This is from the Destinations of Leavers from Higher Education Survey, based on responses from graduates who studied the same subject area here.

It offers a snapshot of what grads went on to do six months later, what they were earning on average, and whether they felt their degree helped them obtain a 'graduate role'. We calculate a mean rating to indicate if this is high, medium or low compared to other universities.

Have a question about this info? Learn more here

Graduate field commentary:

The Higher Education Careers Services Unit have provided some further context for all graduates in this subject area, including details that numbers alone might not show

Have a question about this info? Learn more here
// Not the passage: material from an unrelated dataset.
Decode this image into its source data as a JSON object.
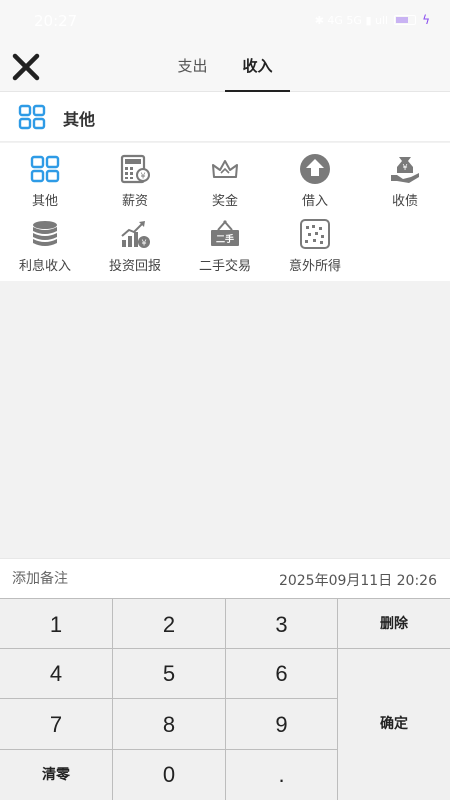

The Longitudinal Educational Outcomes dataset combines HRMC earnings data with student records from the Higher Education Statistics Agency.

While there are lots of factors at play when it comes to your future earnings, use this as a rough timeline of what graduates in this subject area were earning on average one, three and five years later. Can you see a steady increase in salary, or did grads need some experience under their belt before seeing a nice bump up in their pay packet?

Have a question about this info? Learn more here